Authorities said he expected to receive $40,000 to finance an alleged plot to blow up pipelines and refineries. The man Reynolds met with was a Montana judge who was working for the FBI.

Reynolds wanted to help Al Qaeda units attack fuel facilities "to reduce energy reserves, create environmental hazards, increase anxiety, and require substantial expenditure of funds and government personnel, including the military, to protect those locations," the indictment alleges.

Reynolds has been held without bail in the Lackawanna County jail since his arrest on charges of illegally possessing hand grenades.

Joseph O'Brien, Reynolds' attorney, declined comment on the indictment, saying he had just received it and had not been able to discuss it with his client. Reynolds had been scheduled for trial on the explosives charges in November, O'Brien said.

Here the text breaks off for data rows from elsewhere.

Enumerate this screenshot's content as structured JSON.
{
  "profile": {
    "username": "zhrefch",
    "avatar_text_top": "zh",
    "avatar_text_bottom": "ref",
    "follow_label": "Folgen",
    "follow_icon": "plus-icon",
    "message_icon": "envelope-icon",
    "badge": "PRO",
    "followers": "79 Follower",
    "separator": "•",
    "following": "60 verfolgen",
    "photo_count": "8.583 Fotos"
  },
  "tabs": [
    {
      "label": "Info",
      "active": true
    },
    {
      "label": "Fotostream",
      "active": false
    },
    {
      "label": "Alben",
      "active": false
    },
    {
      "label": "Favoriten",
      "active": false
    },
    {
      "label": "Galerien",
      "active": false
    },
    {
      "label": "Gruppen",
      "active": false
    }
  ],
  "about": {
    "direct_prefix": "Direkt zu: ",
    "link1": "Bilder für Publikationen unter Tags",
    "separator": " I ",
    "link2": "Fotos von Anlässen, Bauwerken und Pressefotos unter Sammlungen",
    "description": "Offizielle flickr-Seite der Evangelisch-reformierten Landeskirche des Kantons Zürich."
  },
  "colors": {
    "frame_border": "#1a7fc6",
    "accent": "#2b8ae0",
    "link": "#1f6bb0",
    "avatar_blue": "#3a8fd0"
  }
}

At a December detention hearing, Assistant U.S. Attorney John C. Gurganus Jr. said Reynolds had tried to work with Al Qaeda to target the Williams natural gas refinery in Opal, Wyo.; the Transcontinental Pipeline, a natural-gas pipeline that runs from the Gulf Coast through Pennsylvania to New York and New Jersey; and a Standard Oil refinery in Perth Amboy, N.J., that no longer exists.

Gurganus said the defendant had told authorities that he was trying to expose terrorist cells, but they did not believe him because he sought a fraudulent passport to leave the country following the attacks.

Gurganus did not immediately return a telephone message left Tuesday seeking comment.

Reynolds was convicted of arson in 1978 in connection with an attempt to blow up his parents' house in New York state.